*YOUR TASK*: Read through the listing and copy every line that contains the word "Management".

[Opening PROVIDED RECORDS section]

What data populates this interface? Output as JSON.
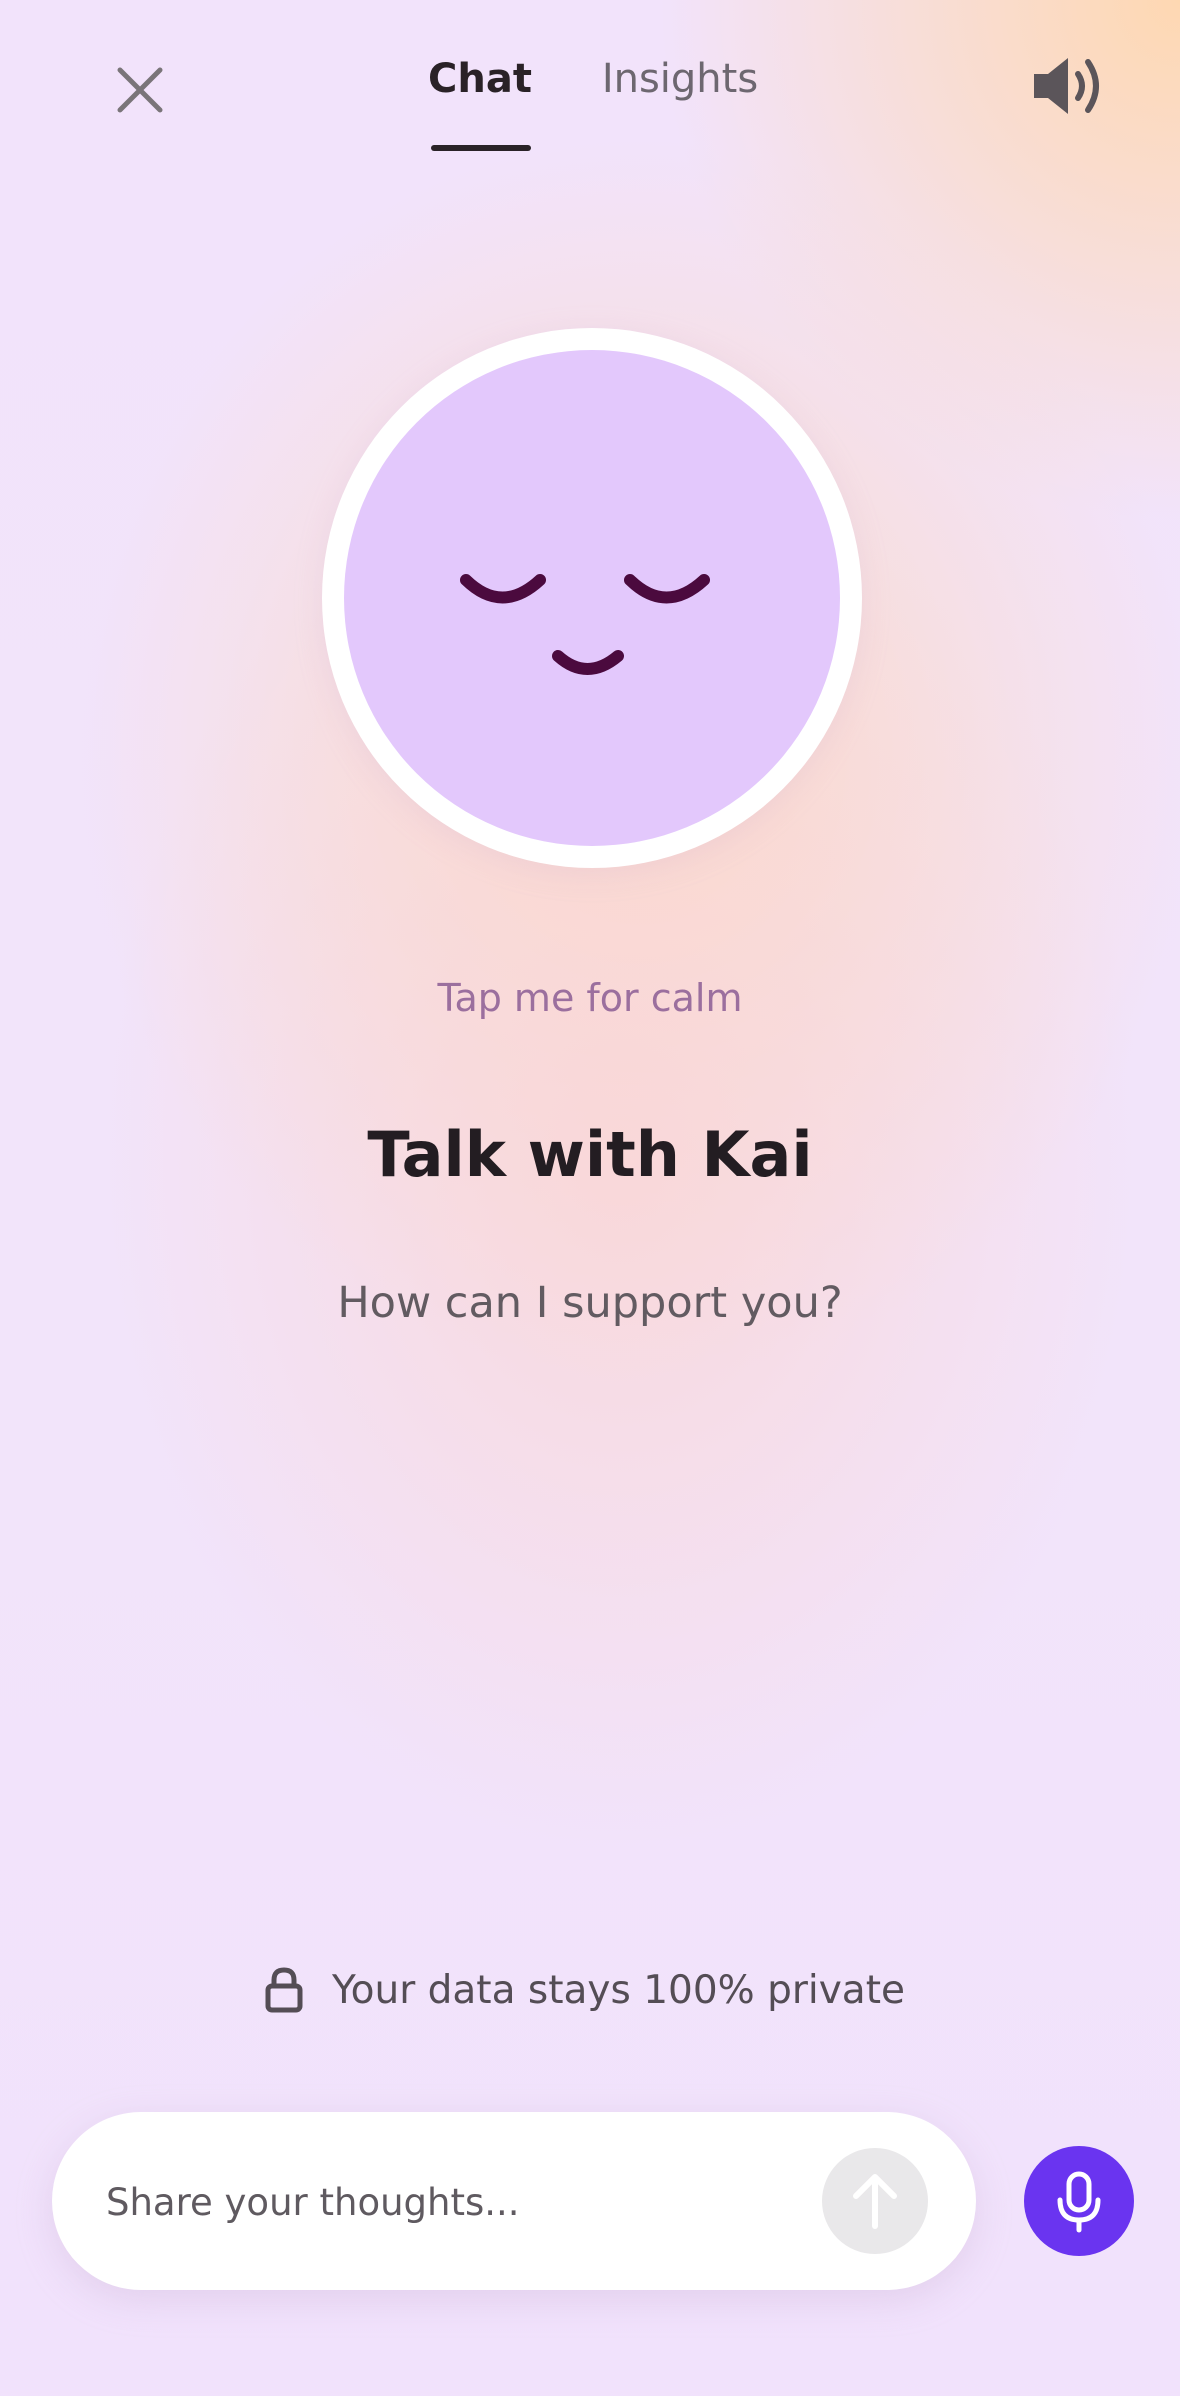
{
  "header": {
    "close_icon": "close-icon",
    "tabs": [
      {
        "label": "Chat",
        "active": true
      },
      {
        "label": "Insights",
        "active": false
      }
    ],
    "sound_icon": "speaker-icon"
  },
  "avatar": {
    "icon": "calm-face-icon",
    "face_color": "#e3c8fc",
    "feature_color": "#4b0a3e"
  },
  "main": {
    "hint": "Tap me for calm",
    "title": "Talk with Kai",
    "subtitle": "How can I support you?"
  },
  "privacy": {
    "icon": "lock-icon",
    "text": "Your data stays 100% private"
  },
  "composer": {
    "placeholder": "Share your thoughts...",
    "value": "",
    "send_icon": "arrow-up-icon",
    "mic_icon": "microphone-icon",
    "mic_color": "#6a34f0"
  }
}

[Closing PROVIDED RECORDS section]
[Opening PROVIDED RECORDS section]

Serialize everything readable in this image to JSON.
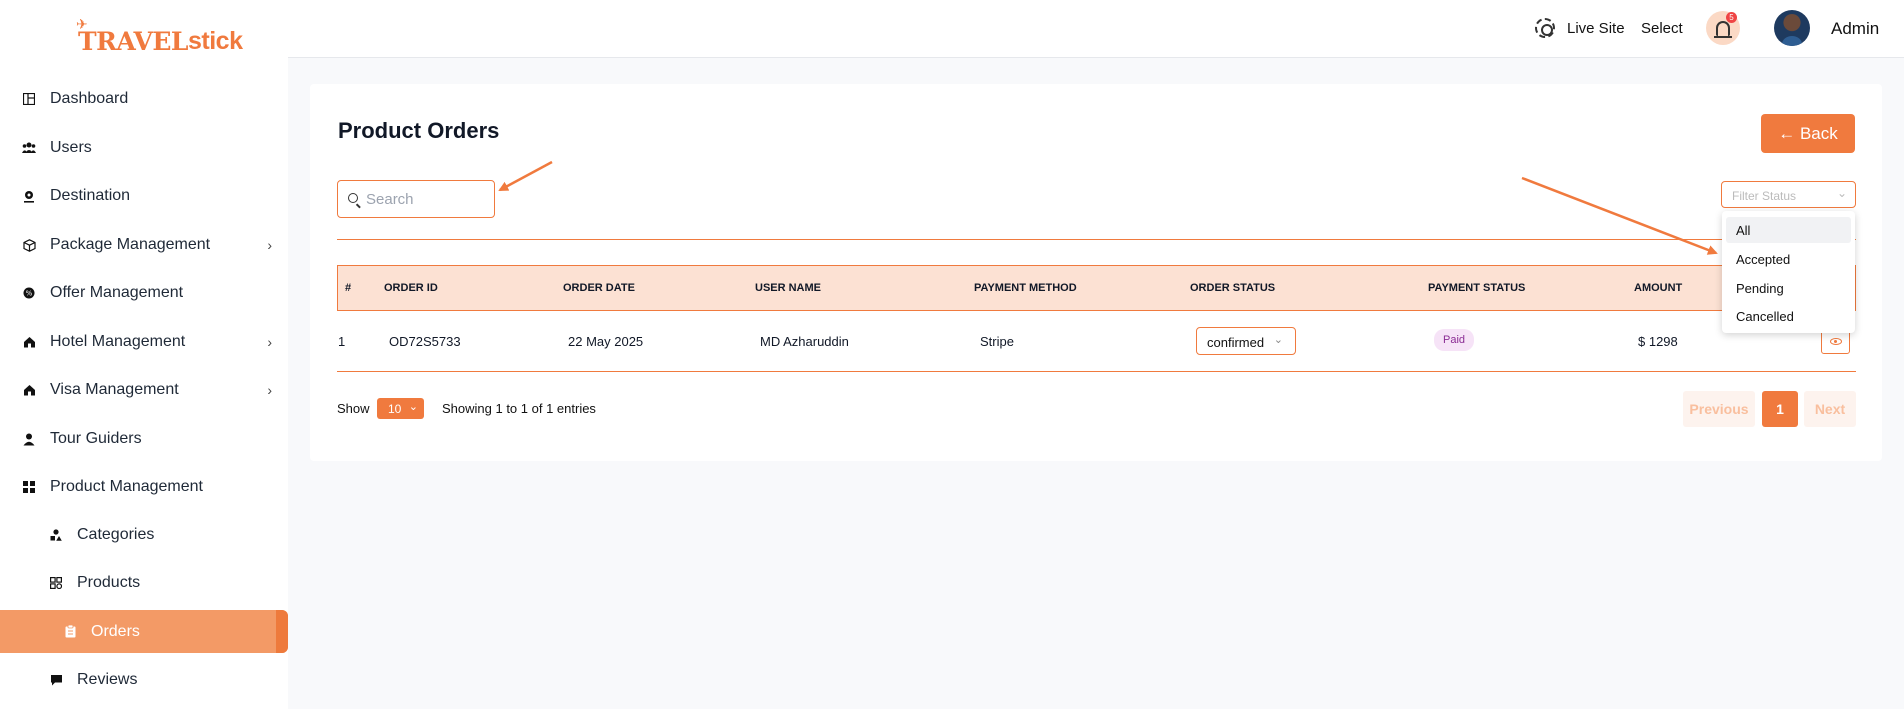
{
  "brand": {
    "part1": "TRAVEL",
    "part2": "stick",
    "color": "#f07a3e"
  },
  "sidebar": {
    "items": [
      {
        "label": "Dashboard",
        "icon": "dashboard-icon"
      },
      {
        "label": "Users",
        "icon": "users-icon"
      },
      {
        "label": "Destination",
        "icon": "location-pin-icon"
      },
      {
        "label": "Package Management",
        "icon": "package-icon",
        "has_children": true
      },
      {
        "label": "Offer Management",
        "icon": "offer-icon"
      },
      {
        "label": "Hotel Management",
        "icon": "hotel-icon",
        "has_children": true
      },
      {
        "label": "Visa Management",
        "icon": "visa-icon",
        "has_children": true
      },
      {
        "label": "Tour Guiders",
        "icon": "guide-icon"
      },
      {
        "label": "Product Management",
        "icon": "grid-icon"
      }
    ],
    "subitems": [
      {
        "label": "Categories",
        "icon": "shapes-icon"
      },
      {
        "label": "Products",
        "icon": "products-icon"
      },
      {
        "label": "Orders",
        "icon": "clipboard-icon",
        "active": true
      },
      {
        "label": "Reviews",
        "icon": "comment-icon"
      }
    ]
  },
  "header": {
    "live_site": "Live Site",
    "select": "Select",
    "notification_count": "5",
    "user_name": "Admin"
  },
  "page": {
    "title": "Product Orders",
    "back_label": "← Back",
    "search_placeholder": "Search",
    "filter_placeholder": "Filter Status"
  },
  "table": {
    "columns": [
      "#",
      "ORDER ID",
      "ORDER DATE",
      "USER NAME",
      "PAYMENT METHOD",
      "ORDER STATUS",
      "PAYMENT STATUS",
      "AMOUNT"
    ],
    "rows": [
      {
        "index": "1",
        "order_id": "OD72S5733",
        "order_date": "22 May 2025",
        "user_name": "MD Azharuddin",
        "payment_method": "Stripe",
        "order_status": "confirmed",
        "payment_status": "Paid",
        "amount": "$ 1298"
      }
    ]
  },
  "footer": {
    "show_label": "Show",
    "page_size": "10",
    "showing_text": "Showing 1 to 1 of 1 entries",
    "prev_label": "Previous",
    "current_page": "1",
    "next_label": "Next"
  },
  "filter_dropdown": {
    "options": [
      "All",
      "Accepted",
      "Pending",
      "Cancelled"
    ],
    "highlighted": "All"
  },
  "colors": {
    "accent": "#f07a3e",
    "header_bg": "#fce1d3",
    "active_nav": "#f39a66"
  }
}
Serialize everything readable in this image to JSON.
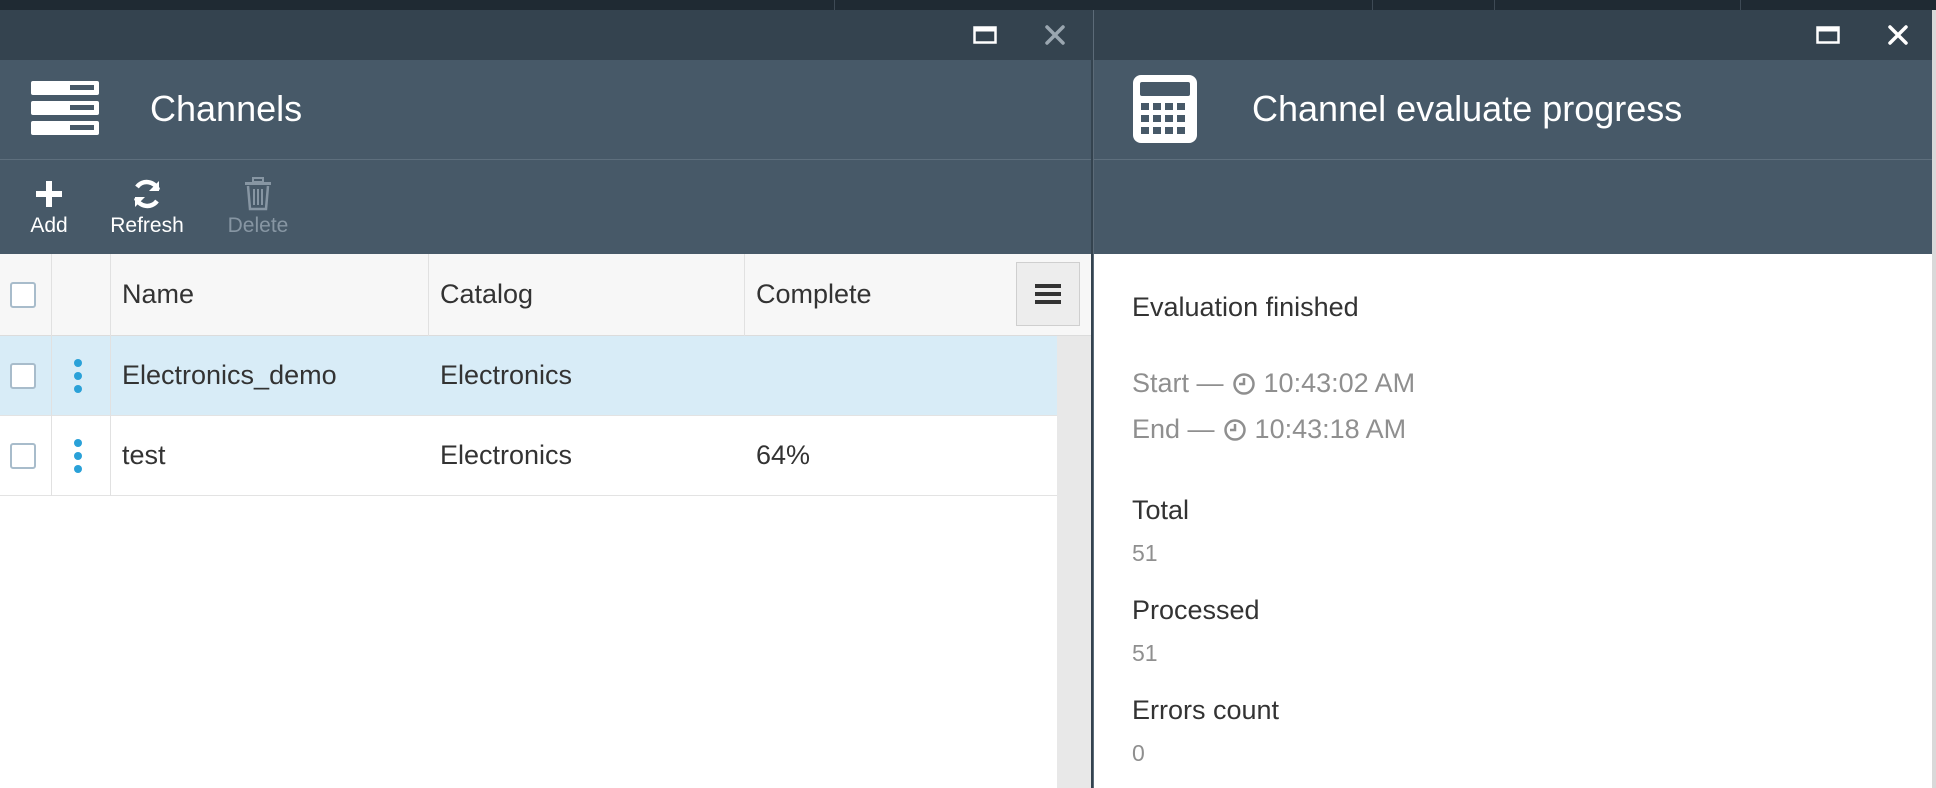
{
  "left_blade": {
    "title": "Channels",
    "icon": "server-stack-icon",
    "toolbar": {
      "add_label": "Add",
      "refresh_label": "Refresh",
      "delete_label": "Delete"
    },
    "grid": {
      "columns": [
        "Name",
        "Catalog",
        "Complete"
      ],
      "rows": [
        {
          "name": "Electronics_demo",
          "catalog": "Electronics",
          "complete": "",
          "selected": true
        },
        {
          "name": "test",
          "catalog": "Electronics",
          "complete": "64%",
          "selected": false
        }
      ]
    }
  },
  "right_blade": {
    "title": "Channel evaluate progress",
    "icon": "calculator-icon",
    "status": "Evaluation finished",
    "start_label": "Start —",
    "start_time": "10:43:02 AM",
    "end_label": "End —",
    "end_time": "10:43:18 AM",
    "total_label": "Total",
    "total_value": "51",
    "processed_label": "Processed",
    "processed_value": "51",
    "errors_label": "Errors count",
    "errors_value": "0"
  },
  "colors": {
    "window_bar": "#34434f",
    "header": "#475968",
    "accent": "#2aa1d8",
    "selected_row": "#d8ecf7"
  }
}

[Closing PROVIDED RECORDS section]

*EXPECTED ANSWER*:
        "label": "Package Management",
        "label": "Offer Management",
        "label": "Hotel Management",
        "label": "Visa Management",
        "label": "Product Management",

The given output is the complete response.